I’ve never had any difficulties saying “no” to people I don’t care about. It takes a lot for me to stop caring about a person. In my heart, every soul starts with 100% of awesomeness. Like a baby, you know? Babes are fresh canvases ready to be painted with life. They are perfect…
When I meet someone for the first time, I approach the possibility of a relationship with them like I approach my first encounter with a baby—open-armed. I might keep an eye on them, if someone I trust says that I should be careful… but I still give everyone a fair chance. It’s proper. It’s the witchy thing to do.
Yesterday, someone who I love with everything I am, asked me to consider giving a umpteenth-time Traitor another chance.

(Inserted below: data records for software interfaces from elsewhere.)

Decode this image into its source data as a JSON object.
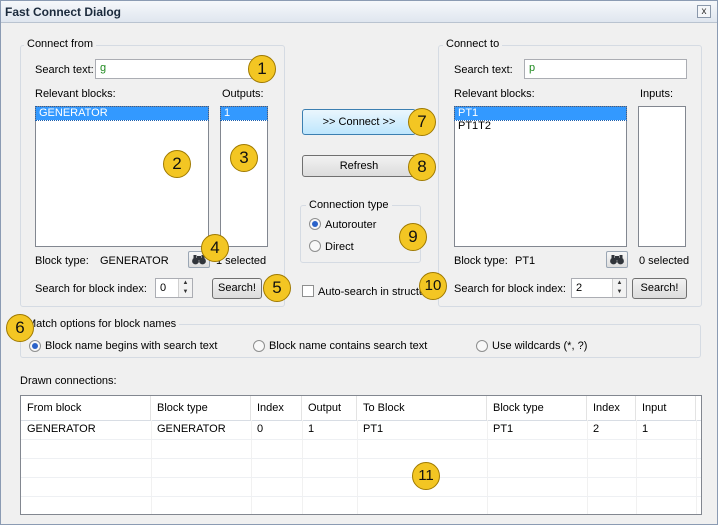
{
  "window": {
    "title": "Fast Connect Dialog",
    "close_glyph": "x"
  },
  "connect_from": {
    "group_title": "Connect from",
    "search_label": "Search text:",
    "search_value": "g",
    "relevant_label": "Relevant blocks:",
    "blocks": [
      "GENERATOR"
    ],
    "outputs_label": "Outputs:",
    "outputs": [
      "1"
    ],
    "block_type_label": "Block type:",
    "block_type_value": "GENERATOR",
    "selected_text": "1 selected",
    "index_label": "Search for block index:",
    "index_value": "0",
    "search_button": "Search!"
  },
  "connect_to": {
    "group_title": "Connect to",
    "search_label": "Search text:",
    "search_value": "p",
    "relevant_label": "Relevant blocks:",
    "blocks": [
      "PT1",
      "PT1T2"
    ],
    "inputs_label": "Inputs:",
    "block_type_label": "Block type:",
    "block_type_value": "PT1",
    "selected_text": "0 selected",
    "index_label": "Search for block index:",
    "index_value": "2",
    "search_button": "Search!"
  },
  "middle": {
    "connect_button": ">> Connect >>",
    "refresh_button": "Refresh",
    "connection_type_title": "Connection type",
    "autorouter_label": "Autorouter",
    "direct_label": "Direct",
    "auto_search_label": "Auto-search in structure"
  },
  "match_options": {
    "title": "Match options for block names",
    "option_begins": "Block name begins with search text",
    "option_contains": "Block name contains search text",
    "option_wildcards": "Use wildcards (*, ?)",
    "selected": "begins"
  },
  "drawn": {
    "label": "Drawn connections:",
    "columns": [
      "From block",
      "Block type",
      "Index",
      "Output",
      "To Block",
      "Block type",
      "Index",
      "Input"
    ],
    "rows": [
      [
        "GENERATOR",
        "GENERATOR",
        "0",
        "1",
        "PT1",
        "PT1",
        "2",
        "1"
      ]
    ]
  },
  "callouts": [
    "1",
    "2",
    "3",
    "4",
    "5",
    "6",
    "7",
    "8",
    "9",
    "10",
    "11"
  ],
  "colors": {
    "selection": "#3399ff",
    "callout": "#f3c623",
    "text_green": "#1f8a1f"
  },
  "icons": {
    "find_block": "binoculars-icon"
  }
}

“Why should I do that?” I said, with more disappointment than anger in my voice. I’ve walked that path so many times, my Wicked Luvs. The bottoms of my feet still bleed… “What’s the point? We know what’s going to happen. I’ll give it a go, you’ll give it three goes, and [the Traitor] will shit all over our efforts, again and again.”

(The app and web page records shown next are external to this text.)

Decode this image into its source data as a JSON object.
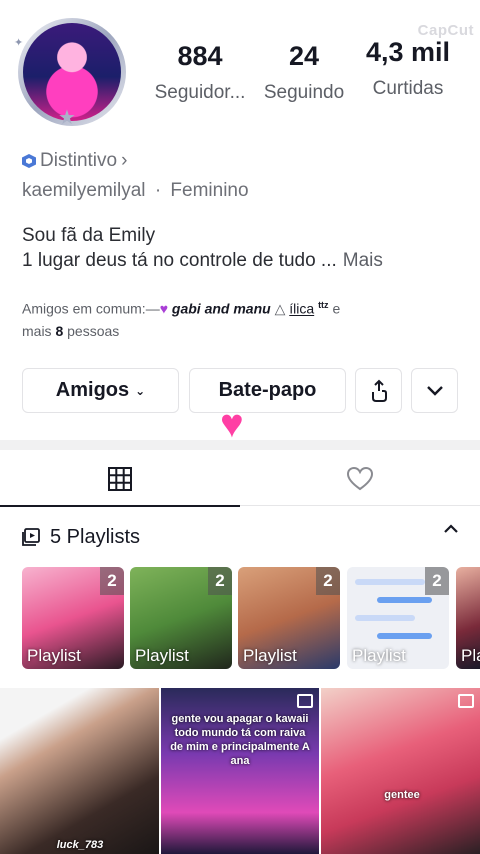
{
  "watermark": "CapCut",
  "stats": [
    {
      "value": "884",
      "label": "Seguidor..."
    },
    {
      "value": "24",
      "label": "Seguindo"
    },
    {
      "value": "4,3 mil",
      "label": "Curtidas"
    }
  ],
  "badge": {
    "label": "Distintivo",
    "arrow": "›"
  },
  "user": {
    "handle": "kaemilyemilyal",
    "separator": "·",
    "gender": "Feminino"
  },
  "bio": {
    "line1": "Sou fã da Emily",
    "line2": "1 lugar deus tá no controle de tudo ...",
    "more": "Mais"
  },
  "friends": {
    "prefix": "Amigos em comum:",
    "name1": "gabi and manu",
    "name2": "ílica",
    "suffix_e": "e",
    "mais": "mais",
    "count": "8",
    "pessoas": "pessoas"
  },
  "buttons": {
    "friends": "Amigos",
    "chat": "Bate-papo"
  },
  "playlists": {
    "title": "5 Playlists",
    "items": [
      {
        "name": "Playlist",
        "count": "2",
        "color": "#e9548f"
      },
      {
        "name": "Playlist",
        "count": "2",
        "color": "#4f8a3a"
      },
      {
        "name": "Playlist",
        "count": "2",
        "color": "#b56a4a"
      },
      {
        "name": "Playlist",
        "count": "2",
        "color": "#e8eaf2"
      },
      {
        "name": "Pla",
        "count": "",
        "color": "#7a2a3a"
      }
    ]
  },
  "posts": [
    {
      "caption": "luck_783"
    },
    {
      "caption": "gente vou apagar o kawaii todo mundo tá com raiva de mim e principalmente A ana"
    },
    {
      "caption": "gentee"
    }
  ]
}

“Just try,” he said.
“No,” I told him.
“For me,” he insisted.
I stayed quiet for a very long while, wondering when exactly I had lost the battle. “That’s not a fair thing to ask of me.” I have no issues walking away from someone who means nothing to me, but I haven’t mastered the art of turning my back on the ones I love (even when I know they are wrong). “Don’t ask me to do that,” I said again.

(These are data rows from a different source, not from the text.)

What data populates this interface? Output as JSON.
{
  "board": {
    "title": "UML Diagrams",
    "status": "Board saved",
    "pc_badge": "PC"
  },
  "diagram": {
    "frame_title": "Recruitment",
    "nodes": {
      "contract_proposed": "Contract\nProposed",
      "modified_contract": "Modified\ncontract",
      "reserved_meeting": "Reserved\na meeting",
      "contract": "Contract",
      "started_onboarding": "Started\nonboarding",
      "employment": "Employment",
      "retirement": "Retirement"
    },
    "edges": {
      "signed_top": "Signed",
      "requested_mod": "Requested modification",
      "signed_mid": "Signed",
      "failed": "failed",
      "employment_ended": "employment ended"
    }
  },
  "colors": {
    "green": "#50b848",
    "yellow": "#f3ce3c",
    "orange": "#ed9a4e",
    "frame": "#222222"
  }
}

“I already did. I wouldn’t ask you, if I thought you couldn’t do it.” He explained that the Traitor might have one more chance to turncoat before joining its maker. “Everybody deserves another chance, Maggie.”
I wanted to scream at him. I think I did… But the shouts would have carried no conviction. “I’m done talking to you,” I said.
“If I could affect [the Traitor], I would,” he said, in a voice too small for his person. “I’m not good with my words. I think them, but they don’t sound like I feel them when I speak them.” He said nothing for some time. I thought he might be crying, but I couldn’t tell. Then he continued, “Remember what you said, what you did, when I told you that you were too short and too skinny and too impossible to join the Marine Corps?”
“No,” I lied.
“You said, ‘Watch me!’ and dropped to the kitchen floor to do pushups.” He laughed. “I think you managed to do three.”
“Thirteen,” I said. They weren’t good ones, with my body straight and my hands close to each other, but I did thirteen pushups my first time. My biceps ached for a week.
“Please, Maggie, do it for me.”
“I will think about it. No promises.”
“That’s fair,” he said.
“No, it isn’t,” I whispered before saying goodbye.
The conversation hovered over my sleep all night, filling my dreams with filthy crying babies begging to be picked up. Their mud-covered cherubic bodies had the Traitor’s face. I cringed away from the little freaks… for a heartbeat… Then I realized I was dreaming and just watched them… annoyed. It’s irritating when my own psyche roots for the other team.
I awoke to a gloomy day: Rain beating on my windows, Sun refusing to warm the Sky, a chill thickening Spring’s breath… I lit a candle and asked Nature for clarity of thought; for the ability to understand why I should give an umpteenth second chance to a person who doesn’t deserve my time or the focus of my nightmares…
bring on the light… and the wisdom… and the objectivity